Aust-Agder (Norwegian: [ˈæ̂ʉstˌɑɡdər] (listen), English: "East Agder") was a county (fylke) in Norway until 1 January 2020, when it was merged with Vest-Agder to form Agder county. In 2002, there were 102,945 inhabitants, which was 2.2% of Norway's population. Its area was 9,212 square kilometres (3,557 sq mi). The county's administrative center was the town of Arendal.
The county, located along the Skagerrak coast, extended from Gjernestangen at Risør to the Kvåsefjorden in Lillesand. The inner parts of the area included Setesdalsheiene and Austheiene. Most of the population lives near the coast; about 78% of the county's inhabitants live in the five coastal municipalities of Arendal, Grimstad, Lillesand, Tvedestrand, and Risør. The rest of the county is sparsely populated. Tourism is important, as Arendal and the other coastal towns are popular attractions.
The county includes the larger islands of Tromøya, Hisøya, Justøya, and Sandøya. The interior of the county encompasses the traditional district of Setesdal, through which the river Otra flows to the coast.

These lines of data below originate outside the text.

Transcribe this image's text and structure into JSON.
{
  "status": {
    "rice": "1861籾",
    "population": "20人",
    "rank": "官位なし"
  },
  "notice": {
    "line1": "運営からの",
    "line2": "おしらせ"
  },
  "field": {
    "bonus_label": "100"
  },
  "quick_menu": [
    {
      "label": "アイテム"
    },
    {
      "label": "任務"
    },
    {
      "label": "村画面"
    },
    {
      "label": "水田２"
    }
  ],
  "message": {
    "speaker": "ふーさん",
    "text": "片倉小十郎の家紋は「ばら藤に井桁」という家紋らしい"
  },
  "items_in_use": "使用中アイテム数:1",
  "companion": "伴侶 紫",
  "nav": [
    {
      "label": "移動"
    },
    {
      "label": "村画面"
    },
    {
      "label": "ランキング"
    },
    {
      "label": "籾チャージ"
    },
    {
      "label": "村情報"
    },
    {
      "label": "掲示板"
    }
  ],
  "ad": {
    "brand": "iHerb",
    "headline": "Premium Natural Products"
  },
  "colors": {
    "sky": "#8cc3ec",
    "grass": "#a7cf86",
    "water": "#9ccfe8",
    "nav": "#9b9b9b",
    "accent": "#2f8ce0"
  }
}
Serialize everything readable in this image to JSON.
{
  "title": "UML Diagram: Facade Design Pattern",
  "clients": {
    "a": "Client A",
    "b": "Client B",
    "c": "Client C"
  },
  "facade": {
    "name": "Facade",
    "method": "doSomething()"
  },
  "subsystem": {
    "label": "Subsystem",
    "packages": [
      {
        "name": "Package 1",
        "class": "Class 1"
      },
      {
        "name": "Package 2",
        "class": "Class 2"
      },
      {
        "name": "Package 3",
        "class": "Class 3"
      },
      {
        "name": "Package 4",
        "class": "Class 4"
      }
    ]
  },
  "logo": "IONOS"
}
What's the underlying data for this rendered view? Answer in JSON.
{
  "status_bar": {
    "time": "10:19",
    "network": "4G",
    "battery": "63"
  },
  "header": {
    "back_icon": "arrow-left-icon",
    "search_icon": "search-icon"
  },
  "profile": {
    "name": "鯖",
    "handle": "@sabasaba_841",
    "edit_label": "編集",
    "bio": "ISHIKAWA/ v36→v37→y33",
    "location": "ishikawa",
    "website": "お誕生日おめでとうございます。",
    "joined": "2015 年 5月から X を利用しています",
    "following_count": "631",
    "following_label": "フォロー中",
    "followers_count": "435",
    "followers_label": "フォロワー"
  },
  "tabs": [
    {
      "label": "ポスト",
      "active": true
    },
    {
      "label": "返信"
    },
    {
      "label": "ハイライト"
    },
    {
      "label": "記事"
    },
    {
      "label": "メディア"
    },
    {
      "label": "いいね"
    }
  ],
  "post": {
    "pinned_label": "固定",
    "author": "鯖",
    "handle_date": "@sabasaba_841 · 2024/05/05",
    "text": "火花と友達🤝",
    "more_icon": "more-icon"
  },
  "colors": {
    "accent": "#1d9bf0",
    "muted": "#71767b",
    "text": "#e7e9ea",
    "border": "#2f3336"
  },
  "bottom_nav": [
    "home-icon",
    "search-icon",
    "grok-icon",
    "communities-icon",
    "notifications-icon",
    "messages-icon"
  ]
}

In 2017, the Parliament of Norway voted to merge Aust-Agder and Vest-Agder counties into one large region, Agder, effective 1 January 2020.The county was part of the Aust-Agder District Court and the Church of Norway Diocese of Agder og Telemark.
The meaning of the name is "(the) eastern (part of) Agder", since the word aust is the Nynorsk form of "east".
Until 1919, the name of the county was Nedenes amt. The amt was named after the old Nedenes farm (Norse Niðarnes), since this was the seat of the amtmann (County Governor). The first element is the genitive case of the river name Nið (now called Nidelva) and the last element is nes which means "headland". The meaning of the river name is unknown.
The coat-of-arms is from modern times. They were granted on 12 December 1958. It shows two horizontal golden bars on a red background. They symbolize the lumber trade and the recovery of iron ore that was important for Aust-Agder's growth. There are two bars to represent the two areas of the county: inland and coastal.
The system of municipalities, or kommuner, was established in Norway in 1837, based on previously existing parishes (see formannskapsdistrikt). Norway had been ceded to Sweden by Denmark in 1814, at which it promptly rebelled and won the right of self-rule, though nominally part of Sweden. In 1905, Norway declared total independence. Meanwhile, as the years progressed, the municipalities did not remain the same, but new ones were formed, old ones broken up, and land was transferred. Since the 1990s, Aust-Agder has been divided into 15 municipalities:
Since the census of 1769, Aust-Agder has experienced a steady population growth: from 29,633 to 79,927 in 1900, and to 102,848 in 2001. There was significant emigration to the United States in the 19th century and early 20th century.